> Work instructions
The required output is the exact text of the lines from the line containing "Decode this image" through the final line below, inclusive, without pictures.

##### Supplied data

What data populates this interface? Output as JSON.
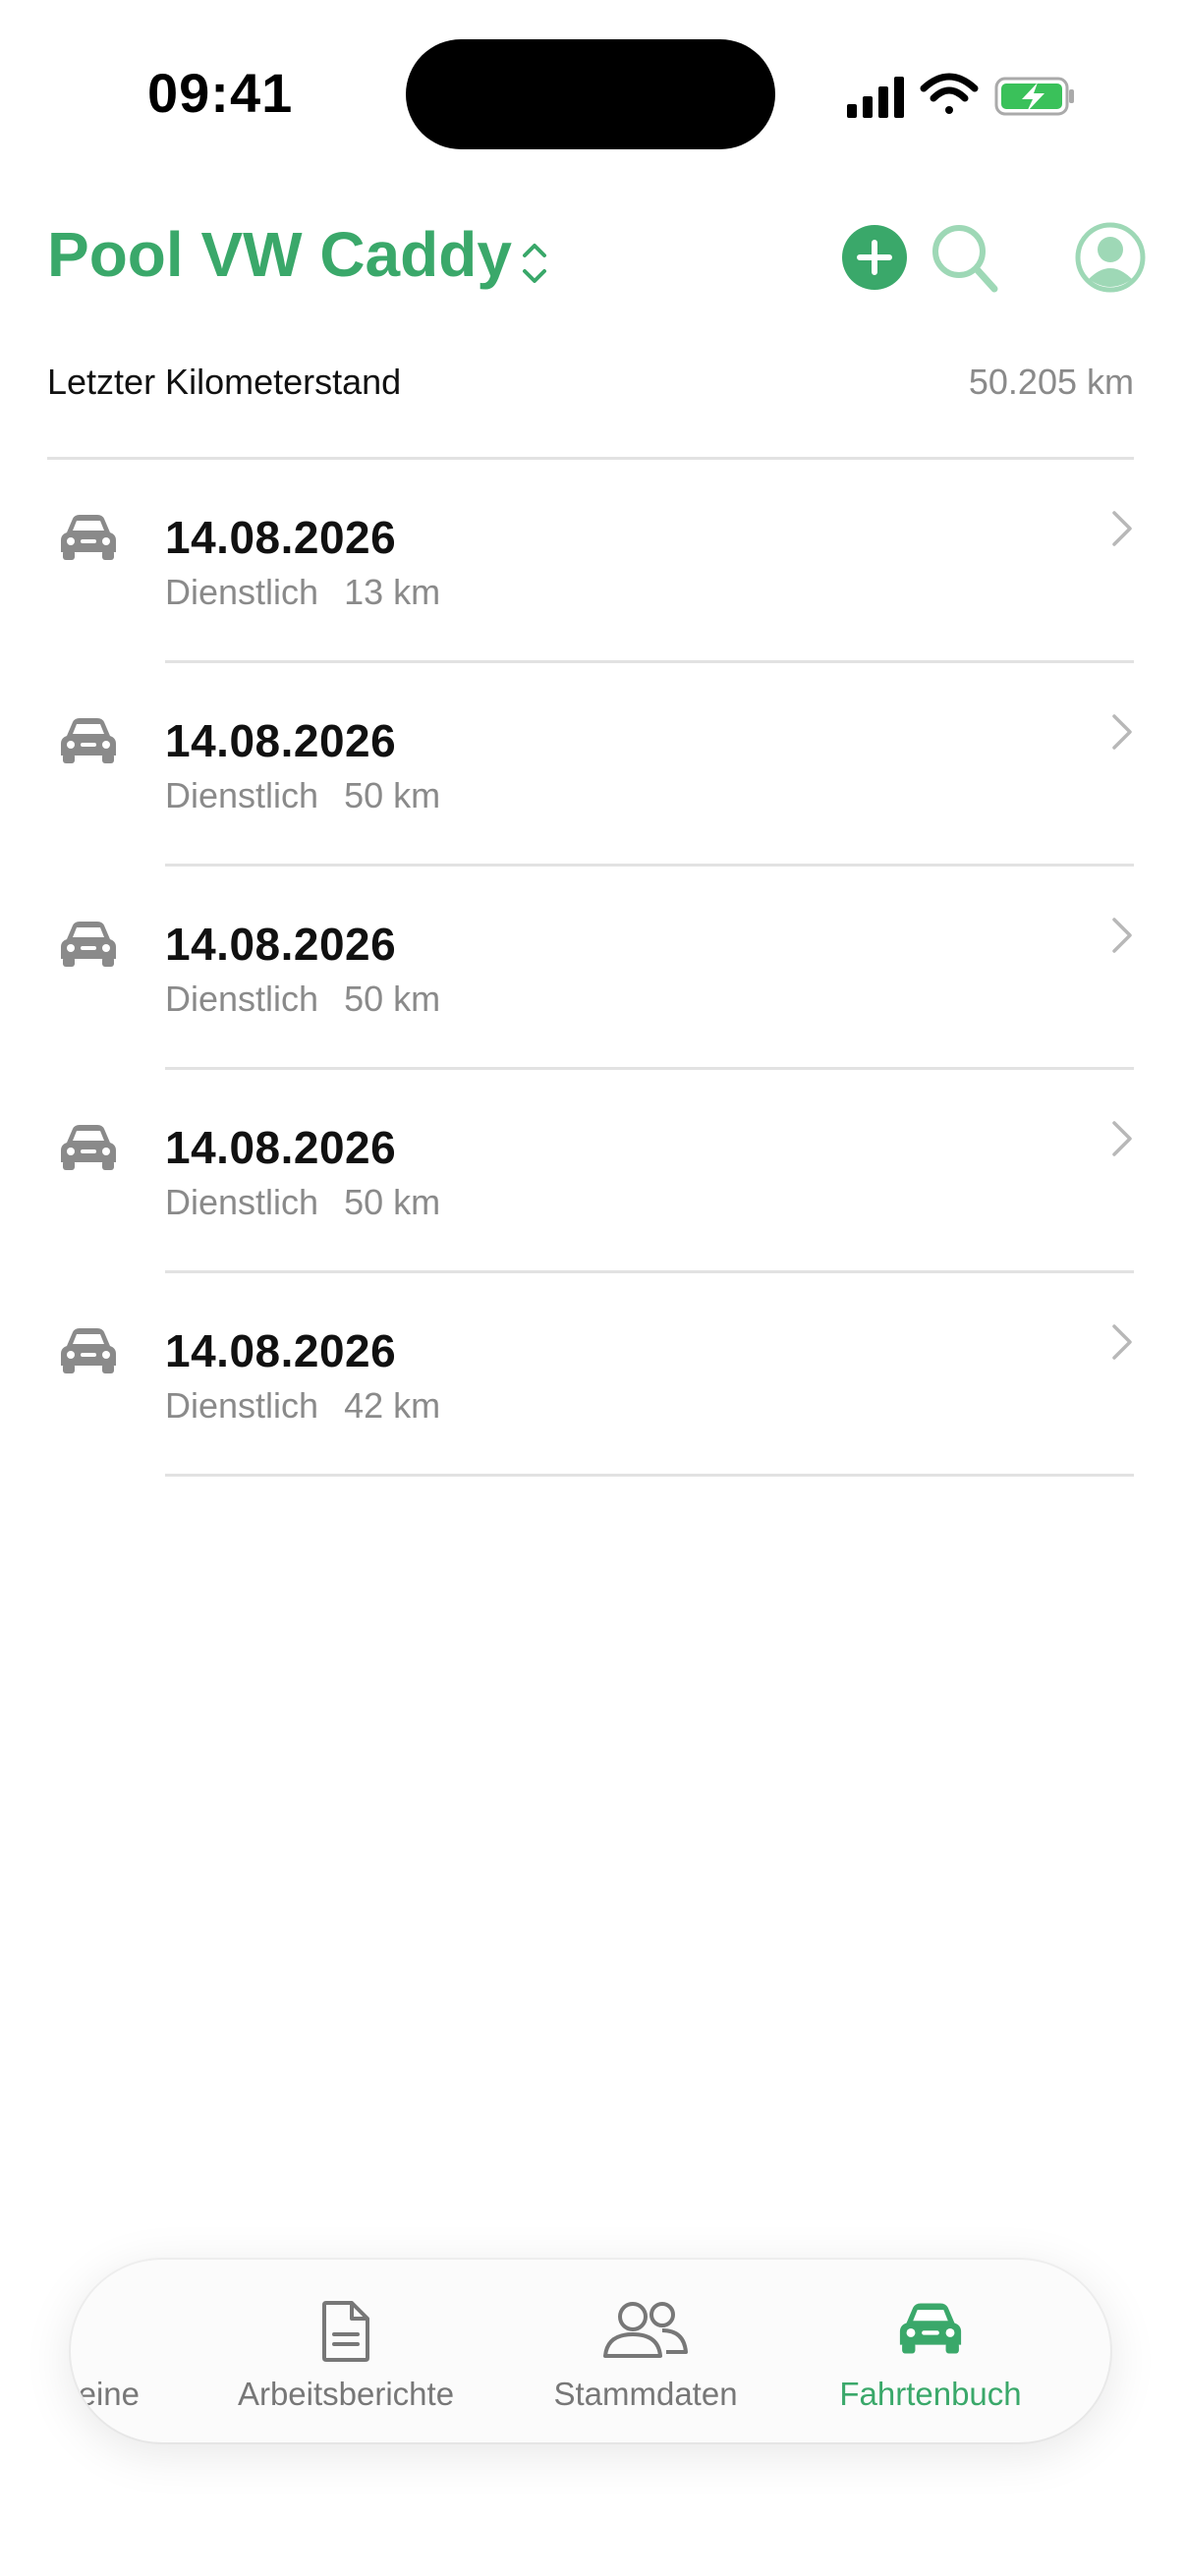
{
  "status_bar": {
    "time": "09:41"
  },
  "header": {
    "title": "Pool VW Caddy"
  },
  "odometer": {
    "label": "Letzter Kilometerstand",
    "value": "50.205 km"
  },
  "trips": [
    {
      "date": "14.08.2026",
      "type": "Dienstlich",
      "distance": "13 km"
    },
    {
      "date": "14.08.2026",
      "type": "Dienstlich",
      "distance": "50 km"
    },
    {
      "date": "14.08.2026",
      "type": "Dienstlich",
      "distance": "50 km"
    },
    {
      "date": "14.08.2026",
      "type": "Dienstlich",
      "distance": "50 km"
    },
    {
      "date": "14.08.2026",
      "type": "Dienstlich",
      "distance": "42 km"
    }
  ],
  "tabbar": {
    "tabs": [
      {
        "label": "eine",
        "icon": "partial-tab",
        "active": false
      },
      {
        "label": "Arbeitsberichte",
        "icon": "document-icon",
        "active": false
      },
      {
        "label": "Stammdaten",
        "icon": "people-icon",
        "active": false
      },
      {
        "label": "Fahrtenbuch",
        "icon": "car-icon",
        "active": true
      }
    ]
  },
  "colors": {
    "accent": "#3aa86a",
    "accent_light": "#9ed8b6",
    "secondary_text": "#8a8a8a",
    "separator": "#e2e2e2"
  }
}
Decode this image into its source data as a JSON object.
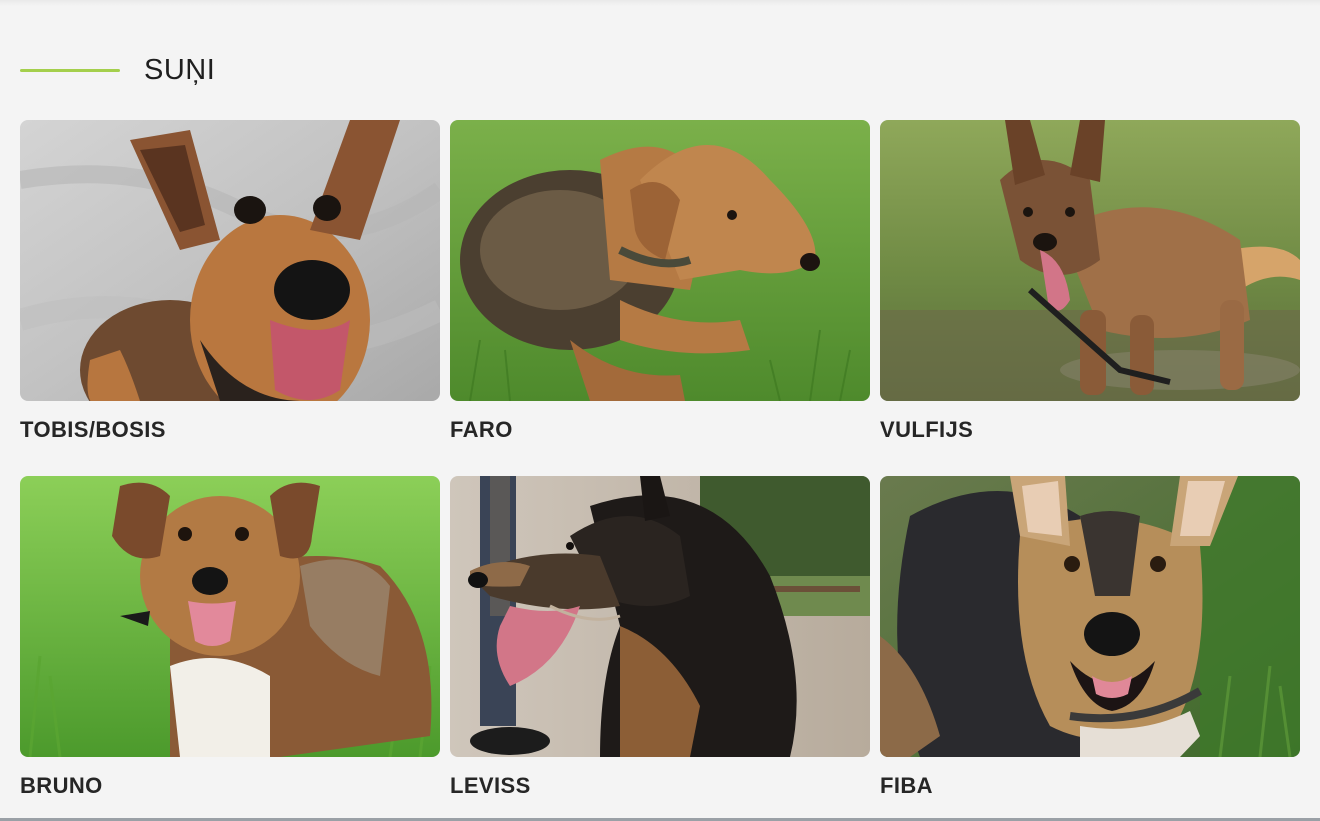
{
  "section": {
    "title": "SUŅI",
    "accent_color": "#a4cf4c"
  },
  "dogs": [
    {
      "name": "TOBIS/BOSIS",
      "photo_icon": "dog-photo-tobis"
    },
    {
      "name": "FARO",
      "photo_icon": "dog-photo-faro"
    },
    {
      "name": "VULFIJS",
      "photo_icon": "dog-photo-vulfijs"
    },
    {
      "name": "BRUNO",
      "photo_icon": "dog-photo-bruno"
    },
    {
      "name": "LEVISS",
      "photo_icon": "dog-photo-leviss"
    },
    {
      "name": "FIBA",
      "photo_icon": "dog-photo-fiba"
    }
  ]
}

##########

> Output for this task
Decode this image into its source data as a JSON object.
{
  "section": {
    "title": "SUŅI",
    "accent_color": "#a4cf4c"
  },
  "dogs": [
    {
      "name": "TOBIS/BOSIS",
      "photo_icon": "dog-photo-tobis"
    },
    {
      "name": "FARO",
      "photo_icon": "dog-photo-faro"
    },
    {
      "name": "VULFIJS",
      "photo_icon": "dog-photo-vulfijs"
    },
    {
      "name": "BRUNO",
      "photo_icon": "dog-photo-bruno"
    },
    {
      "name": "LEVISS",
      "photo_icon": "dog-photo-leviss"
    },
    {
      "name": "FIBA",
      "photo_icon": "dog-photo-fiba"
    }
  ]
}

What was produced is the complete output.